(Entries taken from a collection)
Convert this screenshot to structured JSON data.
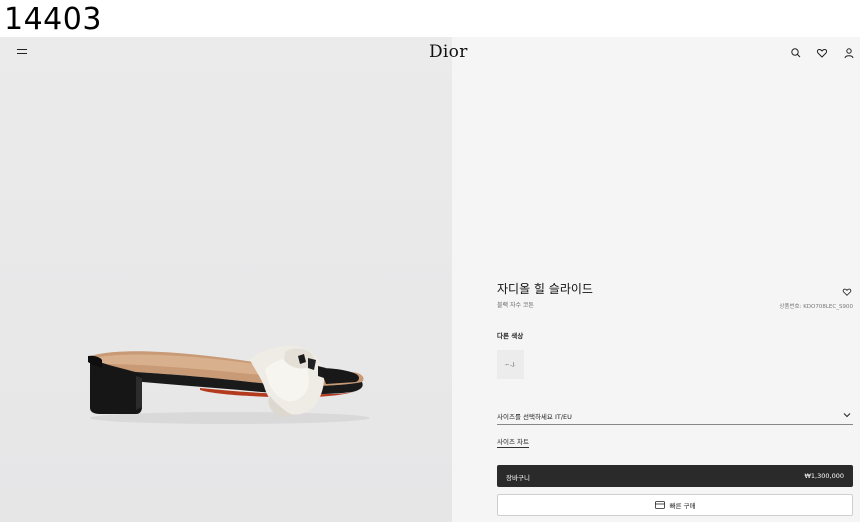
{
  "caption": "14403",
  "header": {
    "logo": "Dior",
    "icons": [
      "menu-icon",
      "search-icon",
      "heart-icon",
      "user-icon"
    ]
  },
  "product": {
    "title": "자디올 힐 슬라이드",
    "subtitle": "블랙 자수 코튼",
    "sku": "상품번호: KDO708LEC_S900",
    "other_colors_label": "다른 색상",
    "swatch_mark": "⌐..J.",
    "size_select_label": "사이즈를 선택하세요 IT/EU",
    "size_chart_link": "사이즈 차트",
    "cart_button_label": "장바구니",
    "price": "₩1,300,000",
    "quick_buy_label": "빠른 구매"
  },
  "colors": {
    "left_background": "#e9e9ea",
    "right_background": "#f5f5f5",
    "cart_button": "#2a2a2a"
  }
}
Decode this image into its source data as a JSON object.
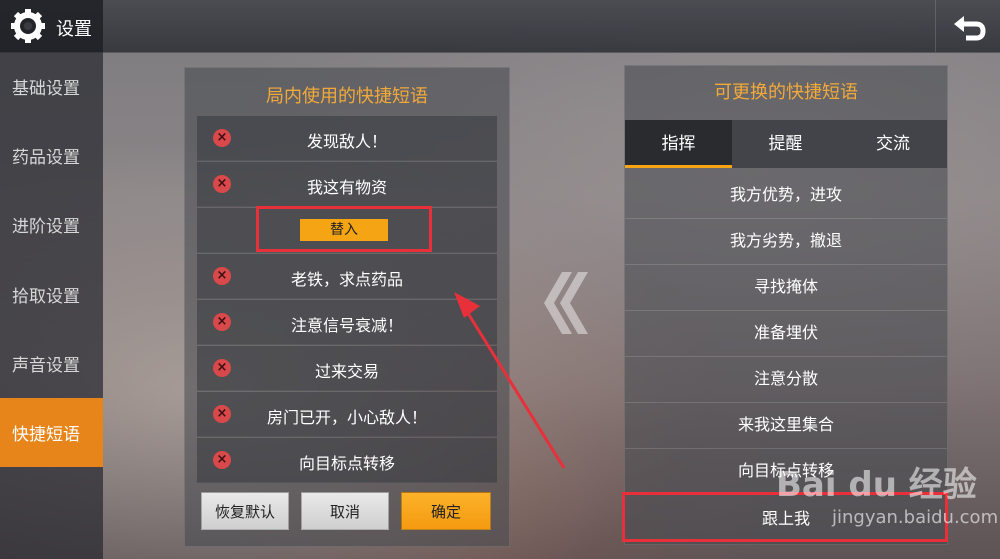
{
  "header": {
    "title": "设置",
    "settings_icon": "gear-icon",
    "back_icon": "back-arrow-icon"
  },
  "sidebar": {
    "items": [
      {
        "label": "基础设置"
      },
      {
        "label": "药品设置"
      },
      {
        "label": "进阶设置"
      },
      {
        "label": "拾取设置"
      },
      {
        "label": "声音设置"
      },
      {
        "label": "快捷短语",
        "active": true
      }
    ]
  },
  "left_panel": {
    "title": "局内使用的快捷短语",
    "rows": [
      "发现敌人！",
      "我这有物资",
      "",
      "老铁，求点药品",
      "注意信号衰减！",
      "过来交易",
      "房门已开，小心敌人！",
      "向目标点转移"
    ],
    "replace_label": "替入",
    "buttons": {
      "reset": "恢复默认",
      "cancel": "取消",
      "confirm": "确定"
    }
  },
  "right_panel": {
    "title": "可更换的快捷短语",
    "tabs": [
      {
        "label": "指挥",
        "active": true
      },
      {
        "label": "提醒"
      },
      {
        "label": "交流"
      }
    ],
    "items": [
      "我方优势，进攻",
      "我方劣势，撤退",
      "寻找掩体",
      "准备埋伏",
      "注意分散",
      "来我这里集合",
      "向目标点转移",
      "跟上我"
    ]
  },
  "watermark": {
    "text": "Bai du 经验",
    "sub": "jingyan.baidu.com"
  },
  "colors": {
    "accent": "#f5a414",
    "title_orange": "#f2a93b",
    "highlight_red": "#e8303a"
  }
}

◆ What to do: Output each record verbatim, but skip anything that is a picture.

◆ Exercise answer:
Convert this screenshot to structured JSON data.
{
  "caption": "14403",
  "header": {
    "logo": "Dior",
    "icons": [
      "menu-icon",
      "search-icon",
      "heart-icon",
      "user-icon"
    ]
  },
  "product": {
    "title": "자디올 힐 슬라이드",
    "subtitle": "블랙 자수 코튼",
    "sku": "상품번호: KDO708LEC_S900",
    "other_colors_label": "다른 색상",
    "swatch_mark": "⌐..J.",
    "size_select_label": "사이즈를 선택하세요 IT/EU",
    "size_chart_link": "사이즈 차트",
    "cart_button_label": "장바구니",
    "price": "₩1,300,000",
    "quick_buy_label": "빠른 구매"
  },
  "colors": {
    "left_background": "#e9e9ea",
    "right_background": "#f5f5f5",
    "cart_button": "#2a2a2a"
  }
}
Decode this image into its source data as a JSON object.
{
  "header": {
    "title": "设置",
    "settings_icon": "gear-icon",
    "back_icon": "back-arrow-icon"
  },
  "sidebar": {
    "items": [
      {
        "label": "基础设置"
      },
      {
        "label": "药品设置"
      },
      {
        "label": "进阶设置"
      },
      {
        "label": "拾取设置"
      },
      {
        "label": "声音设置"
      },
      {
        "label": "快捷短语",
        "active": true
      }
    ]
  },
  "left_panel": {
    "title": "局内使用的快捷短语",
    "rows": [
      "发现敌人！",
      "我这有物资",
      "",
      "老铁，求点药品",
      "注意信号衰减！",
      "过来交易",
      "房门已开，小心敌人！",
      "向目标点转移"
    ],
    "replace_label": "替入",
    "buttons": {
      "reset": "恢复默认",
      "cancel": "取消",
      "confirm": "确定"
    }
  },
  "right_panel": {
    "title": "可更换的快捷短语",
    "tabs": [
      {
        "label": "指挥",
        "active": true
      },
      {
        "label": "提醒"
      },
      {
        "label": "交流"
      }
    ],
    "items": [
      "我方优势，进攻",
      "我方劣势，撤退",
      "寻找掩体",
      "准备埋伏",
      "注意分散",
      "来我这里集合",
      "向目标点转移",
      "跟上我"
    ]
  },
  "watermark": {
    "text": "Bai du 经验",
    "sub": "jingyan.baidu.com"
  },
  "colors": {
    "accent": "#f5a414",
    "title_orange": "#f2a93b",
    "highlight_red": "#e8303a"
  }
}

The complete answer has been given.